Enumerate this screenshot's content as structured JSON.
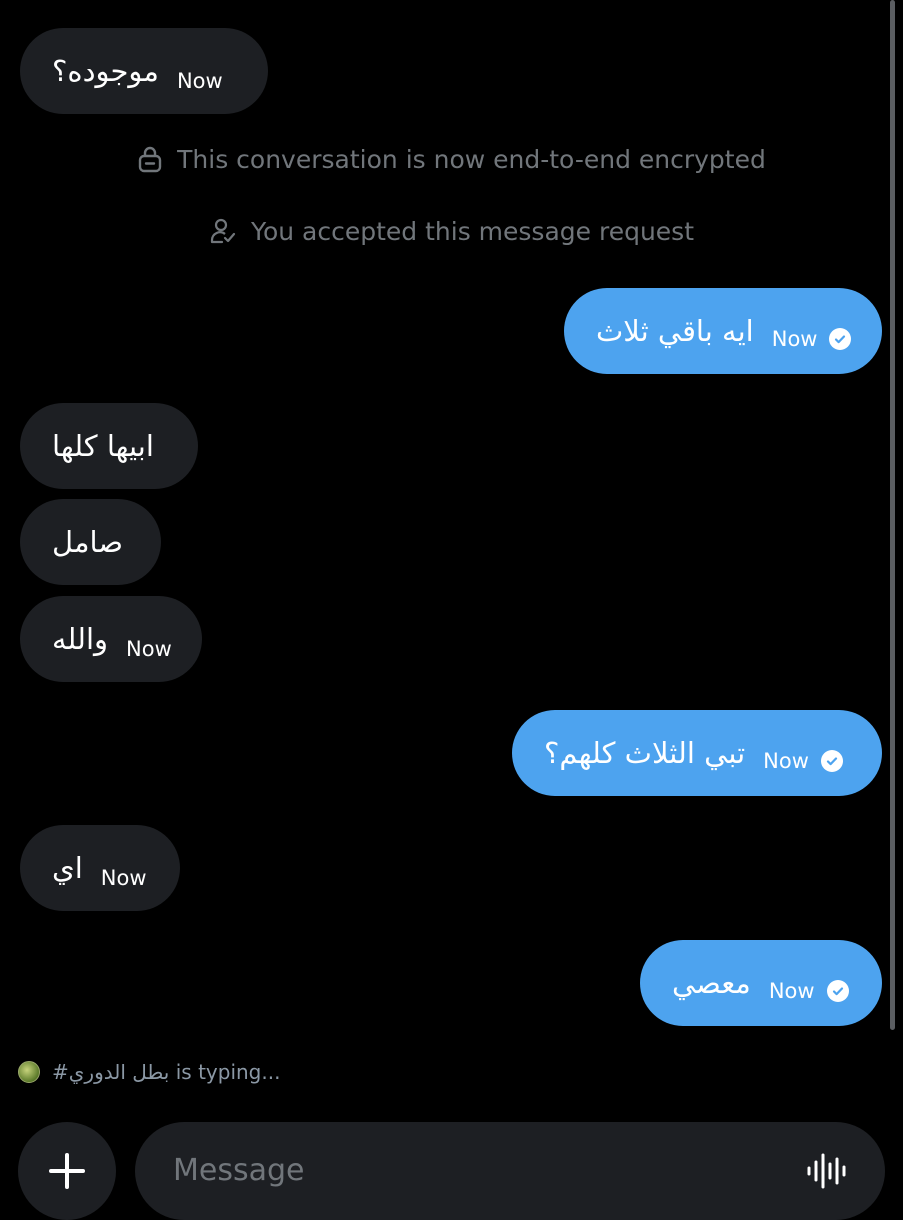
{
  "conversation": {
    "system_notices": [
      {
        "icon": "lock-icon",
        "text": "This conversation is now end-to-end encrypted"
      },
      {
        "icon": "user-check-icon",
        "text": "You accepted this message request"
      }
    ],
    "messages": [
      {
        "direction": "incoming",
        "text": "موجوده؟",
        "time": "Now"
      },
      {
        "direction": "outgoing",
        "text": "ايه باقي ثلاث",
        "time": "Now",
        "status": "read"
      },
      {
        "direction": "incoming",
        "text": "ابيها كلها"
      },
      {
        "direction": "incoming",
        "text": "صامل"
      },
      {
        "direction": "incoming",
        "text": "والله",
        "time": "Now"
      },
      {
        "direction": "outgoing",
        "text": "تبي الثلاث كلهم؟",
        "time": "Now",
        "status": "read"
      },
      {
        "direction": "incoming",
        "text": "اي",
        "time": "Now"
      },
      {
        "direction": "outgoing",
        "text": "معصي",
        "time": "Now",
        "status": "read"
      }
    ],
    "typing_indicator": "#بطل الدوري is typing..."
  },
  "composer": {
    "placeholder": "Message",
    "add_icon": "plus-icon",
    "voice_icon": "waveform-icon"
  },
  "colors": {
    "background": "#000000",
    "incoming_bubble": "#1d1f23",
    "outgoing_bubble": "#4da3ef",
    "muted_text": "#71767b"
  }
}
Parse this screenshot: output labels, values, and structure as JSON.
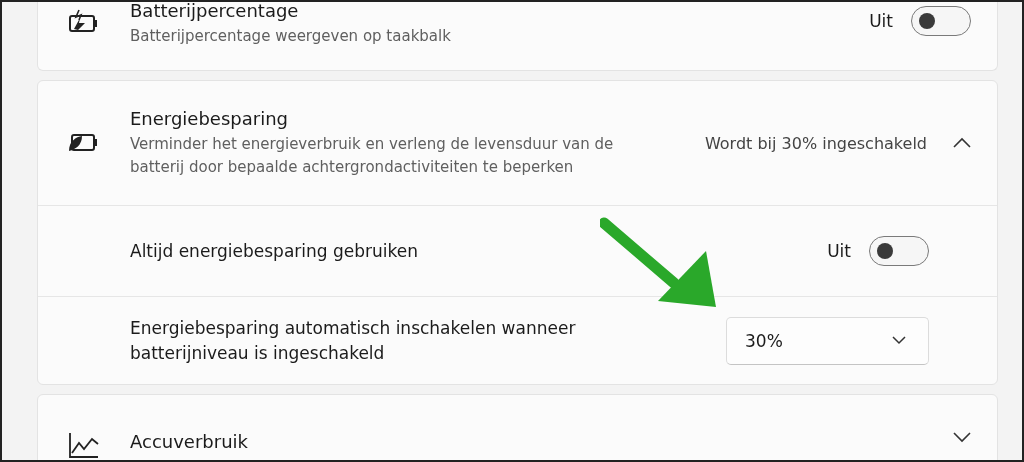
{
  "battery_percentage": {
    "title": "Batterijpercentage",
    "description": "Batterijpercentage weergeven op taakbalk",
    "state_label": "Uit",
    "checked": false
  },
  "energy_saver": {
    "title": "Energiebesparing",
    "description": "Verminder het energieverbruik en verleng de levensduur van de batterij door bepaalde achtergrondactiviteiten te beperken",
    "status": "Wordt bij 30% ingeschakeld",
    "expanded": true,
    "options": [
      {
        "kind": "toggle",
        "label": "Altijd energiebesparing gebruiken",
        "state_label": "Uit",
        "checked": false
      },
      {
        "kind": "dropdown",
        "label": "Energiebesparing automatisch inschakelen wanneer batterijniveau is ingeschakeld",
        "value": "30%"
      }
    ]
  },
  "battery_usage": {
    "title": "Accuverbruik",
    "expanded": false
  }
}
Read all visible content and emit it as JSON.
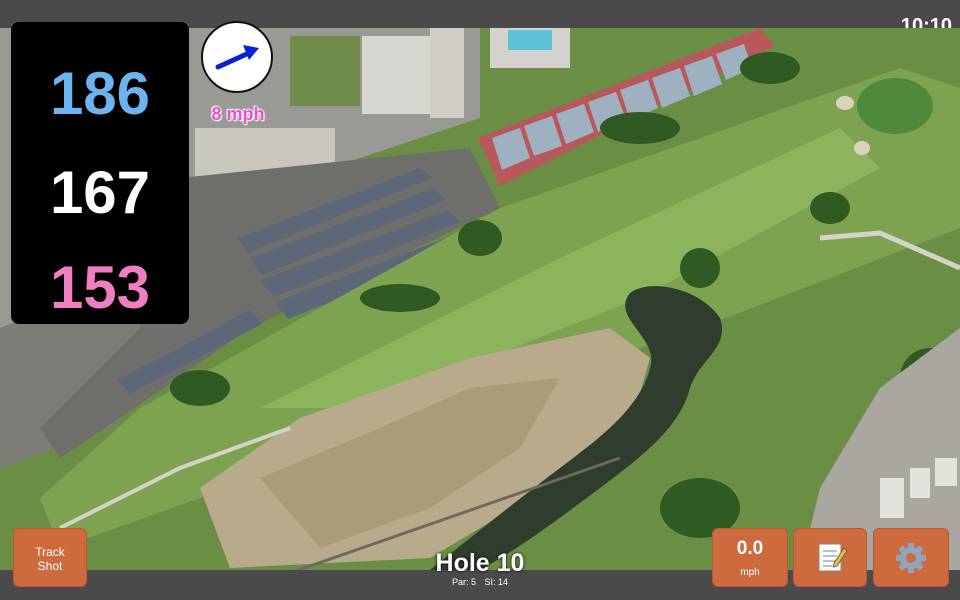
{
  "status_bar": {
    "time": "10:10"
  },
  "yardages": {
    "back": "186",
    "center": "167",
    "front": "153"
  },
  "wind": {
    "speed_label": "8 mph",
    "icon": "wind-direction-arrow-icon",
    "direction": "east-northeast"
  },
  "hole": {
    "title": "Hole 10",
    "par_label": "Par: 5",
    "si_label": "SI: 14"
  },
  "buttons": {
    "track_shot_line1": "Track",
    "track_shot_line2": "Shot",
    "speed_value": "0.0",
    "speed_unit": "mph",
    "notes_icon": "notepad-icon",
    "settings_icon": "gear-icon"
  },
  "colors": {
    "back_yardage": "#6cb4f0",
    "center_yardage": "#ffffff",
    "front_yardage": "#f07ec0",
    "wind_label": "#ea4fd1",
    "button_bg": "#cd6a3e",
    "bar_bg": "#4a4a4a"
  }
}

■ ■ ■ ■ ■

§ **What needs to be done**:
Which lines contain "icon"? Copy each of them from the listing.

§ **Solution for this task**:
        "icon": "lock-icon",
        "icon": "user-check-icon",
    "add_icon": "plus-icon",
    "voice_icon": "waveform-icon"
    "icon": "wind-direction-arrow-icon",
    "notes_icon": "notepad-icon",
    "settings_icon": "gear-icon"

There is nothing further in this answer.